WINDHAM, Maine — Traffic is typically heavy on Route 302 in North Windham. Cars and trucks roar through the busy shopping area between the Sebago Lake region and Portland.
Sen. Bill Diamond stands in front of his business office, and talks about why Maine needs to find better ways to pay for those roads.
"I’m convinced we have a problem. I’m not convinced a lot of other people are," Sen. Diamond says.
Diamond is co-chairman of a new state commission, formed by the Legislature, that will start work next week. Its job is to determine if Maine’s current method of paying for road and bridge repair is working and, if not, recommend changes.
The Maine Department of Transportation says its current budget is about $130 million short each year of meeting the needs for road and bridge repair. The biggest share of that money comes from the 30 cent per gallon gasoline tax, paid by drivers, with another $100 million a year coming from borrowing through bonds passed by voters.
But increasing popularity of electric cars is a threat to the gas tax, and legislators say borrowing large amounts each year isn’t good, either.
Diamond, a Democrat, says the gasoline tax cannot be raised enough to replace the annual borrowing.
"A penny on the gas tax generates $7 million," says Diamond. "Imagine what it would take to make that kind of total. So whatever options we look at there is no one of them that will solve the problem."
And GOP Sen. Brad Farrin, R-Norridgewock, who is also a member of the commission, says they need to look at all the choices, and not just try to raise the gas tax.
"Some folks think the easy answer is just to raise the gas tax and representing rural Maine, a gas tax hits us pretty hard because we have to drive further," Farrin says.

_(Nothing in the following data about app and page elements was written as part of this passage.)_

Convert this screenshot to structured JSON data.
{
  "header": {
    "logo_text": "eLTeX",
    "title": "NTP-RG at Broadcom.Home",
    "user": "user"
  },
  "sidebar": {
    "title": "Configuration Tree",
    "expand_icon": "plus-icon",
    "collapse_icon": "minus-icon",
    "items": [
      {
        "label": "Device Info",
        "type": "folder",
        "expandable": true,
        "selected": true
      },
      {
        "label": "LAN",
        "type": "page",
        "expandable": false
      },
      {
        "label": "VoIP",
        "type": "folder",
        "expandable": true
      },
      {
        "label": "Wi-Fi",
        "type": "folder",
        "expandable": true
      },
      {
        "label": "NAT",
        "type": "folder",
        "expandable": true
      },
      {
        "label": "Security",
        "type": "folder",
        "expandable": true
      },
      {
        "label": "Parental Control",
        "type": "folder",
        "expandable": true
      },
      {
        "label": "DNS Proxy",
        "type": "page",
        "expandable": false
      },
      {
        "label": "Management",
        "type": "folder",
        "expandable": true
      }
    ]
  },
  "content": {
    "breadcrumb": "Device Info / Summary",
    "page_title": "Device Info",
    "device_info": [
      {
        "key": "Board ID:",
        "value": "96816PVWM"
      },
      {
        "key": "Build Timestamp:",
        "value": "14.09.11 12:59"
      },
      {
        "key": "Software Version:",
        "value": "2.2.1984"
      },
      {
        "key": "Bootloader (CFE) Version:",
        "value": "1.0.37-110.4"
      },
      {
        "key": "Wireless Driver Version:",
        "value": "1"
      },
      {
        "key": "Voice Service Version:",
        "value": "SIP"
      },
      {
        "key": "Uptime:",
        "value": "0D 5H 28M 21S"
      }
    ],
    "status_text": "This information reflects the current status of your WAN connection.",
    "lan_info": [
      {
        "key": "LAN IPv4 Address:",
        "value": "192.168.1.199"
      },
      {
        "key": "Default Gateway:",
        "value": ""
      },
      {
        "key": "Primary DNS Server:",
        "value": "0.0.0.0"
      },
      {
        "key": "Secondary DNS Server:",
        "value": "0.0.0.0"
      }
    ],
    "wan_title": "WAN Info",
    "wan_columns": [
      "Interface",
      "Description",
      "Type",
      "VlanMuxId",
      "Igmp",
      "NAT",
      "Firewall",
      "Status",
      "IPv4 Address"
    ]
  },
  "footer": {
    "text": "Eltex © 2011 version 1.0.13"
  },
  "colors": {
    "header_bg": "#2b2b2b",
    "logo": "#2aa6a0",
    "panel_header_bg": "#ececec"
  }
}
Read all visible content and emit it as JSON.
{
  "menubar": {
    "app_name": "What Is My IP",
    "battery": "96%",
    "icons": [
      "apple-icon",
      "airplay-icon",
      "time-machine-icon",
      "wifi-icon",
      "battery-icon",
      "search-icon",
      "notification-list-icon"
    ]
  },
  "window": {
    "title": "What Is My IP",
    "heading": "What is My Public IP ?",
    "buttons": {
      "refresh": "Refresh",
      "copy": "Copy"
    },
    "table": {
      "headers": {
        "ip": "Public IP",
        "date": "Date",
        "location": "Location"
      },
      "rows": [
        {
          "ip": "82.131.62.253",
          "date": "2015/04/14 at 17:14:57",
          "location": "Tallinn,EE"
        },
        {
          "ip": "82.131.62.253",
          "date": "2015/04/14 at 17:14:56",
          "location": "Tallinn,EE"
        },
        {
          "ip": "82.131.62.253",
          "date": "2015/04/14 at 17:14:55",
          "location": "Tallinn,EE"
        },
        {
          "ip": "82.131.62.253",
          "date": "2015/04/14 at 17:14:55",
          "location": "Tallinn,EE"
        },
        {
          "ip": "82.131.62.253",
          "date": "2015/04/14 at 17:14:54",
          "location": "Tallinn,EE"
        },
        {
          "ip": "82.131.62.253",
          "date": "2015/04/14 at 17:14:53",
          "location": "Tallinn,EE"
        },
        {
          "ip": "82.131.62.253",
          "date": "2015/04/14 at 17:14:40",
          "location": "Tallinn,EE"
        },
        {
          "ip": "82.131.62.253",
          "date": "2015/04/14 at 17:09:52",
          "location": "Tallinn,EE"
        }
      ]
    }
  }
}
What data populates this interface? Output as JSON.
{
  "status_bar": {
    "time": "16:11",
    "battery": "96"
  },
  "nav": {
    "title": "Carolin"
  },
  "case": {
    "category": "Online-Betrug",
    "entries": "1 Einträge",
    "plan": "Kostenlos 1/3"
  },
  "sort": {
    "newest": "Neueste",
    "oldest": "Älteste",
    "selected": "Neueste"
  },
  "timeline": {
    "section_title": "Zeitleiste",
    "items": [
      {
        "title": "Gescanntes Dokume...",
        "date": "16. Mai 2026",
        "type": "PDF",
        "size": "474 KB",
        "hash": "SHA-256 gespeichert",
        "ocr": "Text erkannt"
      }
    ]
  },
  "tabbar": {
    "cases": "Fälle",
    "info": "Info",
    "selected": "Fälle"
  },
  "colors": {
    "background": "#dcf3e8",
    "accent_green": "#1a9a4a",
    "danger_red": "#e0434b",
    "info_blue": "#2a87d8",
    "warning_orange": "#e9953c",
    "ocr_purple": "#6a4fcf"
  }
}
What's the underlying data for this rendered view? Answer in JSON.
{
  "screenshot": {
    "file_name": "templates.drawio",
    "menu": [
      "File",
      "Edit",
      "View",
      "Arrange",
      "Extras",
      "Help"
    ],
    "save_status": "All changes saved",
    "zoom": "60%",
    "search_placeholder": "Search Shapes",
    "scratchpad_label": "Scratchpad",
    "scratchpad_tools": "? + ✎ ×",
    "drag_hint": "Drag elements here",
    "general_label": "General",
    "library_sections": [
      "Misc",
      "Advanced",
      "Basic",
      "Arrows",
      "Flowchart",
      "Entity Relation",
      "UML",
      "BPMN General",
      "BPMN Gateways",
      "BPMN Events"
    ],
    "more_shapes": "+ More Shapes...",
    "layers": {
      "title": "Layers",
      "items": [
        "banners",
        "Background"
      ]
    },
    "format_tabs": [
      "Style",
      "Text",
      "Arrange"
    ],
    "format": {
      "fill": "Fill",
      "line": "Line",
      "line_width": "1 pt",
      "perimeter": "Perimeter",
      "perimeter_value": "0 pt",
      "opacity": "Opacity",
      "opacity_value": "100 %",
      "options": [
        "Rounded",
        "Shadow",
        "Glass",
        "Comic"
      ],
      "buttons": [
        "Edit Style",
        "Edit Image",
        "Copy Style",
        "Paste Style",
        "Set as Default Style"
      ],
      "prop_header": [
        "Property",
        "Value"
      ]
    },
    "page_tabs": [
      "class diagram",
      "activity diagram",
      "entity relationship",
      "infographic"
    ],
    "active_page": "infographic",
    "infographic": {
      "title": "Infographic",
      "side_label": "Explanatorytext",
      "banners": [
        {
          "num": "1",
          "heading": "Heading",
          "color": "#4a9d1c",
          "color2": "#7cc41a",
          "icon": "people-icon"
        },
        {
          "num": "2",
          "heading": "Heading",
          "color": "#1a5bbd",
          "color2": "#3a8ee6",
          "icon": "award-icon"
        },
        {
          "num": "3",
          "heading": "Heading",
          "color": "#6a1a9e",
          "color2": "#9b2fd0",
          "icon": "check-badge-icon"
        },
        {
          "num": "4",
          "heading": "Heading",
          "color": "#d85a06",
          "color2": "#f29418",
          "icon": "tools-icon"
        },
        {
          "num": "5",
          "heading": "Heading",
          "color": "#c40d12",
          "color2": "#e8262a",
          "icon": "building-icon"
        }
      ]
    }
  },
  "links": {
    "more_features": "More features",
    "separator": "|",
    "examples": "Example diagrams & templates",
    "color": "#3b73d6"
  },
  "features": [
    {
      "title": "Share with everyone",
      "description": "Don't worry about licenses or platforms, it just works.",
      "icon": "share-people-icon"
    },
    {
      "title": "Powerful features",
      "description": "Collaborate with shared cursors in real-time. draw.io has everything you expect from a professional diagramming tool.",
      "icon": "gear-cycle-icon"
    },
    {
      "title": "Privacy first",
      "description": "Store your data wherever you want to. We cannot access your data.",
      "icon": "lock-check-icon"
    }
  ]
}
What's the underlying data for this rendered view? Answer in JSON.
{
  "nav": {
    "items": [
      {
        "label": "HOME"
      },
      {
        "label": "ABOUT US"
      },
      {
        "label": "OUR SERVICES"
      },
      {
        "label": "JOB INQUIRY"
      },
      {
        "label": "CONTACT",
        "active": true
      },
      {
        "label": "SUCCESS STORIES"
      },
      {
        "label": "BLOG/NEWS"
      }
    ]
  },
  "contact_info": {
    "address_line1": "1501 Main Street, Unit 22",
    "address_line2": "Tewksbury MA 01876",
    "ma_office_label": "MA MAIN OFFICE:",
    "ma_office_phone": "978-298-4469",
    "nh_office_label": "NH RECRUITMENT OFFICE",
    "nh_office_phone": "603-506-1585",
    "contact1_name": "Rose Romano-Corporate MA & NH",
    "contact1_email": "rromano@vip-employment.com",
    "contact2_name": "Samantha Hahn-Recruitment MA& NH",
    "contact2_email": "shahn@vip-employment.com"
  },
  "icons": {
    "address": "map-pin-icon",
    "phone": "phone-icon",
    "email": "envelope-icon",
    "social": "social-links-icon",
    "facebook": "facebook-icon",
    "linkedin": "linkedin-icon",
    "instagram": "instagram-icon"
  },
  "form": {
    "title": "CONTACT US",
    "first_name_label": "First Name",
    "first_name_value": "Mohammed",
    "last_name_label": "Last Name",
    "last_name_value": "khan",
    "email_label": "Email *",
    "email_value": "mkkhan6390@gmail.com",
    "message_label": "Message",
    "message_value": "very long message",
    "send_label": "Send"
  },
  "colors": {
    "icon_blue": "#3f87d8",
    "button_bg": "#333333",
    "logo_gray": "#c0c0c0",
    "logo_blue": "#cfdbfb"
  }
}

Diamond says the first step will be to find out if all members of the commission agree on the need for a new funding method. Beyond that, the senators say all options should be on the table.
They say those could include ideas like expanding tolls to other roads besides the turnpike, taxing vehicle miles driven or even shifting money from other taxes, such as sales taxes on motor vehicles, into the highway fund.
That commission holds its first meeting next week, and is expected to look at what ideas are working in other rural states with a similar number of roads. But that would likely not include New Hampshire. The MDOT says Maine has nearly three times the state road mileage of New Hampshire.